╭─ DATA PROVIDED
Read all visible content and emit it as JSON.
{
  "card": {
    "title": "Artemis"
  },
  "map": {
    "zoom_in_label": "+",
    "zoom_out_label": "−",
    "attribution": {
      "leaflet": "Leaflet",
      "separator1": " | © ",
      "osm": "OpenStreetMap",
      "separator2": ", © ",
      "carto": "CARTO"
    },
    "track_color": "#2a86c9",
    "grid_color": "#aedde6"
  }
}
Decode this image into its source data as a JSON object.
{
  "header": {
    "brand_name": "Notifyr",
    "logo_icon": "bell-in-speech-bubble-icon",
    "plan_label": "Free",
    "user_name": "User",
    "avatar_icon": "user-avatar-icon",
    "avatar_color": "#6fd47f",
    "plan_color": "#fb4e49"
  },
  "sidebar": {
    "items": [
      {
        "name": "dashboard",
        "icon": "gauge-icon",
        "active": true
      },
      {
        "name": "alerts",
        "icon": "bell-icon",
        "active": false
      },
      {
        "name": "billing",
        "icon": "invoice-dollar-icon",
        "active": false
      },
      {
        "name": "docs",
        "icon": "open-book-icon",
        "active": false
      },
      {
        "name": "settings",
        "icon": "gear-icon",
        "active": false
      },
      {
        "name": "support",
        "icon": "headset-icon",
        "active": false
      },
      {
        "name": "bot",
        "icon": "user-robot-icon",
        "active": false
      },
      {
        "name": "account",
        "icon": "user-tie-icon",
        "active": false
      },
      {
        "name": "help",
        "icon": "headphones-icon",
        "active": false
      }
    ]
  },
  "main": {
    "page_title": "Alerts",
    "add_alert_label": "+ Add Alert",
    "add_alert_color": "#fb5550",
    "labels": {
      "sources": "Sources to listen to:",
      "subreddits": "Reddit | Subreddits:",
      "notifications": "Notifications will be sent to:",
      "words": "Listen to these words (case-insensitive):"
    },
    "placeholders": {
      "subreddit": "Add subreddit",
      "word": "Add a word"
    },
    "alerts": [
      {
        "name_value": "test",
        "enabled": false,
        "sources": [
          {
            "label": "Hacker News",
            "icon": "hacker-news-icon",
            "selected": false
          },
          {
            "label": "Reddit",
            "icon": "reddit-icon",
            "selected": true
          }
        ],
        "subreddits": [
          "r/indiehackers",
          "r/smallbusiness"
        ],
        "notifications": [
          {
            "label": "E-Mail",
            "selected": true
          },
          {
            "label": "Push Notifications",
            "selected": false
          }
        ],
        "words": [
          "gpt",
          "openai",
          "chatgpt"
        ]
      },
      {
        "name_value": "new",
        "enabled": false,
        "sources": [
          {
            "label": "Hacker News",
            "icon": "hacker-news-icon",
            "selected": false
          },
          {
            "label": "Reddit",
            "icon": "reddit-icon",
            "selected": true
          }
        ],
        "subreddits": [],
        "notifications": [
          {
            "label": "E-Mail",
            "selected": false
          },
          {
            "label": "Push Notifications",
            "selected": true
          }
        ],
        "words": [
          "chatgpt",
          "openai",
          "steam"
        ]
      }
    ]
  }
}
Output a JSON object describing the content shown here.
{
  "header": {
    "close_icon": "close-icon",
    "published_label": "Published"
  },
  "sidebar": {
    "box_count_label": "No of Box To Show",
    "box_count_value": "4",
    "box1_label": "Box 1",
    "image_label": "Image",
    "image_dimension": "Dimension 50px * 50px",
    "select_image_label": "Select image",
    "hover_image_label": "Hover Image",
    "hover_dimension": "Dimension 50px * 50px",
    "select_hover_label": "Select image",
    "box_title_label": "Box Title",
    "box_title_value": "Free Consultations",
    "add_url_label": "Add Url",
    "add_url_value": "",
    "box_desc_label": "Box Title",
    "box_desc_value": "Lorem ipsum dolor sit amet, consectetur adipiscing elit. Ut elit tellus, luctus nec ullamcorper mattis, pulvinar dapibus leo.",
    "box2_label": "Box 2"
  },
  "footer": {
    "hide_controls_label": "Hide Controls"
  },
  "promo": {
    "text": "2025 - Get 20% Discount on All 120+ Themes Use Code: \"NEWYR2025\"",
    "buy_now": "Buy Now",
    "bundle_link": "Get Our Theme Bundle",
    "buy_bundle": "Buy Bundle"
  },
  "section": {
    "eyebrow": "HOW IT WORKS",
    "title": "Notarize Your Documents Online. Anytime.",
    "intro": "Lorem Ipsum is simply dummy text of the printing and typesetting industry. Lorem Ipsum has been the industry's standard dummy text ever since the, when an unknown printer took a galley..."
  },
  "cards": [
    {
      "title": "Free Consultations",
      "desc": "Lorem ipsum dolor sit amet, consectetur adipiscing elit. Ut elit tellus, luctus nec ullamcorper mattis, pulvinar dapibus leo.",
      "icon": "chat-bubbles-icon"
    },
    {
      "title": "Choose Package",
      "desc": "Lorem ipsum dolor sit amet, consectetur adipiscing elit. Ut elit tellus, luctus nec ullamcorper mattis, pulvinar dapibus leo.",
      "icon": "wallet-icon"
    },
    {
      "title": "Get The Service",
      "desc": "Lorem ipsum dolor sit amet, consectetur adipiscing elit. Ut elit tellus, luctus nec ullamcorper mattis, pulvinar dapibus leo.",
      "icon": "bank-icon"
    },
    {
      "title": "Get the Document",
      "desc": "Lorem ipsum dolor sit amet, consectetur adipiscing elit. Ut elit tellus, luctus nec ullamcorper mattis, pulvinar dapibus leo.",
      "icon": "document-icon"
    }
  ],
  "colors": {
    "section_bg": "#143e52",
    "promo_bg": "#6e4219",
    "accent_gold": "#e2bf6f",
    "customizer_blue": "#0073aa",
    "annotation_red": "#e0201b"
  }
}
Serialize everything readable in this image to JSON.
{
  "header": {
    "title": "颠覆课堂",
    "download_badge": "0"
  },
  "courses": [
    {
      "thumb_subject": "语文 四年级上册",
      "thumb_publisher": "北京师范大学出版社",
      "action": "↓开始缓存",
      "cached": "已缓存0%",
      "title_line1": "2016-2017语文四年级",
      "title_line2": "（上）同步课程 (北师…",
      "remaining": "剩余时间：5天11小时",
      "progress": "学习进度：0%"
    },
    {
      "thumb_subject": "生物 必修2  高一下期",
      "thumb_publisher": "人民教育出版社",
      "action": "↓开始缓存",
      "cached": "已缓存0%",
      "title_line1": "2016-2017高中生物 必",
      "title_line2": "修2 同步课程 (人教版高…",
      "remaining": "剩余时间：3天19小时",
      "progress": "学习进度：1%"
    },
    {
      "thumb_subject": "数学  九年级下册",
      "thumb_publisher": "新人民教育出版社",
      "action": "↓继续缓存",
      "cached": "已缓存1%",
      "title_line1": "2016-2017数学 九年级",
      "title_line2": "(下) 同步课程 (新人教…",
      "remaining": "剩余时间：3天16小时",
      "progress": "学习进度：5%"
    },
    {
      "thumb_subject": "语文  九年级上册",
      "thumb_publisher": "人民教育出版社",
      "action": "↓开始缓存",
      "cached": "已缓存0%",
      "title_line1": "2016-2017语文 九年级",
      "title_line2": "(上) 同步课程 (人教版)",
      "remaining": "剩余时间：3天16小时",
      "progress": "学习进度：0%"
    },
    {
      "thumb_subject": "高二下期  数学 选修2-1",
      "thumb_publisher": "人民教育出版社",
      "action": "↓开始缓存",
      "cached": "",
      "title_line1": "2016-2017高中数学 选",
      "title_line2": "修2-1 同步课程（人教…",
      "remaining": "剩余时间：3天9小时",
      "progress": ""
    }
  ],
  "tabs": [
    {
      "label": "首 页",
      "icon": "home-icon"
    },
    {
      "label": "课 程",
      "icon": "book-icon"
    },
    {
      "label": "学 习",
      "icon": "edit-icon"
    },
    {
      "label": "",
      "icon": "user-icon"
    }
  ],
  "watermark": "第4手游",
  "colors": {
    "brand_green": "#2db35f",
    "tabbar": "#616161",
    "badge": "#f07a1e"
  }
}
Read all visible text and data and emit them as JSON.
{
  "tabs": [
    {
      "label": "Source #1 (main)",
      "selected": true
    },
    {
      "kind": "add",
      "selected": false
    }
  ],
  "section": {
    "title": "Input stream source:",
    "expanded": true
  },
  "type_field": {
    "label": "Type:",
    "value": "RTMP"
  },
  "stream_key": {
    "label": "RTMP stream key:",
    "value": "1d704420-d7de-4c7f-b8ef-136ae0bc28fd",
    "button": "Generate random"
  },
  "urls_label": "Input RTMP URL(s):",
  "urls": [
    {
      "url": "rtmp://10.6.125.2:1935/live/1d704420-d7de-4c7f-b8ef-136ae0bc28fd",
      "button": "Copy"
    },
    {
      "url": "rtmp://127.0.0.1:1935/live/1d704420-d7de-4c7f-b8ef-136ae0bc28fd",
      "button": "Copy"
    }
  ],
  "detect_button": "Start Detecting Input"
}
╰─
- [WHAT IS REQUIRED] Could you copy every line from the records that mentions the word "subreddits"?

- [EXERCISE SOLUTION]
      "subreddits": "Reddit | Subreddits:",
        "subreddits": [
        "subreddits": [],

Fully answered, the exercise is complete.